BY JANICE GIBBS
TELEGRAM STAFF WRITER
Brigade Command Sgt. Maj. Glen Vela turned the wire cage, Col. Kevin Vizzarri, commander of 166th Aviation Brigade, selected the ball and called out the number as players in the bingo tournament hurried to be the first to fill their cards.
Members of the aviation brigade and their families were at the William R. Courtney Texas State Veterans Home in Temple on Monday to commemorate Memorial Day with veterans by playing a little bingo, eating some cake and visiting.
Vizzarri said he hoped the veterans understood that the soldiers appreciated everything that had been done before them.
“They paved the way for us,” he said. “They set the example and they motivated us to do what we had to do.”
The visit from the active duty soldier provides a sense of security to the residents of the veteran’s home, said veteran John C. Fischer.
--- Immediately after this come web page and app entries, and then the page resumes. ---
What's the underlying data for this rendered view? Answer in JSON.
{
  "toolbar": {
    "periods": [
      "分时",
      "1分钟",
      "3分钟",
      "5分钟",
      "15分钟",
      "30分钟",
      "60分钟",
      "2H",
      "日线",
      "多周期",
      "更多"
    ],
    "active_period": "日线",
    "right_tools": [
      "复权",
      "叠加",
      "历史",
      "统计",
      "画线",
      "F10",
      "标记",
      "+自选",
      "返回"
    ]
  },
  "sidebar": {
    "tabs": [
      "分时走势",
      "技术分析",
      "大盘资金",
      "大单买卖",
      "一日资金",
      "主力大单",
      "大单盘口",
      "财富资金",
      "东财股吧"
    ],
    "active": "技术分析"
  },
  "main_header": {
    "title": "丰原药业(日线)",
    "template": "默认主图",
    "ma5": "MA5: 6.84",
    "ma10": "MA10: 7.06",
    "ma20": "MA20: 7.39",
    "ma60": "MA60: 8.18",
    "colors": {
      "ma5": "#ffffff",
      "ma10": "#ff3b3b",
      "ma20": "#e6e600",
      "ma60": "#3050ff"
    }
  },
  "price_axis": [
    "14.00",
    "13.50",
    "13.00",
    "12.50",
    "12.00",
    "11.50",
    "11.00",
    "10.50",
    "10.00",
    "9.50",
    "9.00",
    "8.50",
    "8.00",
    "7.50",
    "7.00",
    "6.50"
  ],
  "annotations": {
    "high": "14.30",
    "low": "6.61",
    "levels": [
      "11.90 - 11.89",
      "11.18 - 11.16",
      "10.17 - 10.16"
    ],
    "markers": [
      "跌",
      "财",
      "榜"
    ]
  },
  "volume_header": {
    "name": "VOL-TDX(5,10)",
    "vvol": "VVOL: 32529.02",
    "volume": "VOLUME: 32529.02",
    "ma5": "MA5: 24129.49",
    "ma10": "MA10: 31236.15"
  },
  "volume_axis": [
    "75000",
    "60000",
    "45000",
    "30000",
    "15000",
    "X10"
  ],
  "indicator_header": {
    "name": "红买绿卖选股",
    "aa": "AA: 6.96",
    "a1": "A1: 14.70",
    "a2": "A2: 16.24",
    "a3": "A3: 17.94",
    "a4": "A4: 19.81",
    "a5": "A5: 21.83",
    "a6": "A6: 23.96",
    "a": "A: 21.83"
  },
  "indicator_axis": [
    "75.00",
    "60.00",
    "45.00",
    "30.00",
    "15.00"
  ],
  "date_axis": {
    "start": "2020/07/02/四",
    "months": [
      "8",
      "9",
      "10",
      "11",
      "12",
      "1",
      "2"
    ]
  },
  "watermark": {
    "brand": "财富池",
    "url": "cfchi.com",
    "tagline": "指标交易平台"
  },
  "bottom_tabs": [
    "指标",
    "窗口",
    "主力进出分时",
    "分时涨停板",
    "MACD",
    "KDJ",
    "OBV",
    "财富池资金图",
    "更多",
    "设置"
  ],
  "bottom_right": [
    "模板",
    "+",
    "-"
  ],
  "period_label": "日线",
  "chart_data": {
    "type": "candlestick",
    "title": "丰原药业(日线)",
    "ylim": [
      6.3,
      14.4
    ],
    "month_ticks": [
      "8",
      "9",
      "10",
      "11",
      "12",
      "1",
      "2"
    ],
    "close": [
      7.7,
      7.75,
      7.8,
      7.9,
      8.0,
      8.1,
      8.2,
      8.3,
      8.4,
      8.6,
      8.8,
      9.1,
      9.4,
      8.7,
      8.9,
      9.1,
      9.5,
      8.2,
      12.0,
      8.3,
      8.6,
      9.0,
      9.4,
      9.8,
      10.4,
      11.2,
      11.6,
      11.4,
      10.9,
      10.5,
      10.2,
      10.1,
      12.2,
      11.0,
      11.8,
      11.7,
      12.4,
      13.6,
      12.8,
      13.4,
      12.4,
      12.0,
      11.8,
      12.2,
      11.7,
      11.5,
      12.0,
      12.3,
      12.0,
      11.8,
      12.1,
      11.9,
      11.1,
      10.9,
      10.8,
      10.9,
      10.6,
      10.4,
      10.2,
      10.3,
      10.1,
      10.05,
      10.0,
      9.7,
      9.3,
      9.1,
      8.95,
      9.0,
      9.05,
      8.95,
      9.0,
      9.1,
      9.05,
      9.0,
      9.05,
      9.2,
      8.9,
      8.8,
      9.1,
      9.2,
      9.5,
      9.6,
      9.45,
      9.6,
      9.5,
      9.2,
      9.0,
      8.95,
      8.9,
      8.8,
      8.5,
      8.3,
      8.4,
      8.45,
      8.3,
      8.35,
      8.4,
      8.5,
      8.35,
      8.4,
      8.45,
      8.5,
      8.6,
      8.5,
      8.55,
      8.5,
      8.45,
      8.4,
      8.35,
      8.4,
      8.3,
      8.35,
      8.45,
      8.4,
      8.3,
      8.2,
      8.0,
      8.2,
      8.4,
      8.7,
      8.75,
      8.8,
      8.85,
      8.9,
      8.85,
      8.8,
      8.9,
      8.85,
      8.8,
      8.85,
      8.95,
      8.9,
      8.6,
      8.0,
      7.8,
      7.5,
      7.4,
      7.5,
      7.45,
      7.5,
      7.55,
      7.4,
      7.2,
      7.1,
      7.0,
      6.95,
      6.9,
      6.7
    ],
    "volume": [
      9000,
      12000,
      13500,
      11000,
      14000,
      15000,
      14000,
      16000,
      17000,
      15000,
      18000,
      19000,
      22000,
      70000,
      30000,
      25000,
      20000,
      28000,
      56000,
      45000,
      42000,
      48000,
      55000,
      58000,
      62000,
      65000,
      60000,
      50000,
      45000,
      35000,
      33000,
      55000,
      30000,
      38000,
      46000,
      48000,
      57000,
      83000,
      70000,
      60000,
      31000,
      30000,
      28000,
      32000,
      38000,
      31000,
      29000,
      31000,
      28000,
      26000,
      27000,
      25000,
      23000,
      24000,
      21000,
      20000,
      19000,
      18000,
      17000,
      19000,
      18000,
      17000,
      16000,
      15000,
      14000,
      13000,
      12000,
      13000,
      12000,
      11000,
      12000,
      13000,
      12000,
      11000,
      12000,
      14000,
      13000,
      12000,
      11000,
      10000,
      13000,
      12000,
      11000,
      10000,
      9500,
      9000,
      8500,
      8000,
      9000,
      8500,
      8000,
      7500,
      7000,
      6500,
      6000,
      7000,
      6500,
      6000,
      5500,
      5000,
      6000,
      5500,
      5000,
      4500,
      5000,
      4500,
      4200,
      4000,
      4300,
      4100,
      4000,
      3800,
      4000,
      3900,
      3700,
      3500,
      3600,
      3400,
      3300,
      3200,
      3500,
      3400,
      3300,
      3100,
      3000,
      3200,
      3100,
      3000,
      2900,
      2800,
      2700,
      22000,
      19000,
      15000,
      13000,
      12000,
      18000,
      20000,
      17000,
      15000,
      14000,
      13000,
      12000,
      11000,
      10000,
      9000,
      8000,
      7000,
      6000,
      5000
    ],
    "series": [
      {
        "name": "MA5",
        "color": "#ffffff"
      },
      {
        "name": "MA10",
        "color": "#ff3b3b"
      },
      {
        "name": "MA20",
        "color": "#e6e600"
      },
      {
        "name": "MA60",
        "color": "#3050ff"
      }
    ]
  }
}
Fischer served in the Army and Navy for 22 years from 1957-1978. “They know they are still protected,” Fischer said.
Charles Tibbets, a veteran of World War II and a resident at the veteran’s home, said he was having a good time as he snacked on his cup of ice cream. The modern Army is better equipped and has benefitted from technology, Vizzarri said. “Some of these veterans weren’t equipped sufficiently and others didn’t receive the support of the American people,” he said.
“There’s an unspoken bond between today’s Army and yesterday’s. The veterans are the inspiration.” Col. Kevin Vizzarri, commander of 166th Aviation Brigade
The 166th Aviation Brigade trains National Guard and Army Reserve units from all over the country.
“We have soldiers training all the time mobilized from various states,” Vizzarri said.
Texas, Oklahoma, Michigan and New Hampshire have reservists and guardsmen in training now on North Fort Hood. Missouri is being trained on South Fort Hood.
The 166th Aviation Brigade provides the final training to guard and reserve units prior to deployment.
“About 48 percent of Army aviation is in the guard and reserve,” he said. “When they get the word to deploy they come to us.”
Brigade executive officer Phil Graham said the brigade probably trains about 8,500 individuals a year.
With the draw down taking place in the military, Graham said, there may be more active duty aviation units deployed, however the brigade’s training schedule is currently full.
Lt. Col. Gary Cunningham, battalion commander, said different groups from the brigade visit the Temple veteran’s home regularly.
Cunningham’s father is in a veteran’s home in Wisconsin. “There’s an unspoken bond between today’s Army and yesterday’s,” he said. “The veterans are the inspiration.”
The motivation to serve is the same for both generations, Cunningham said.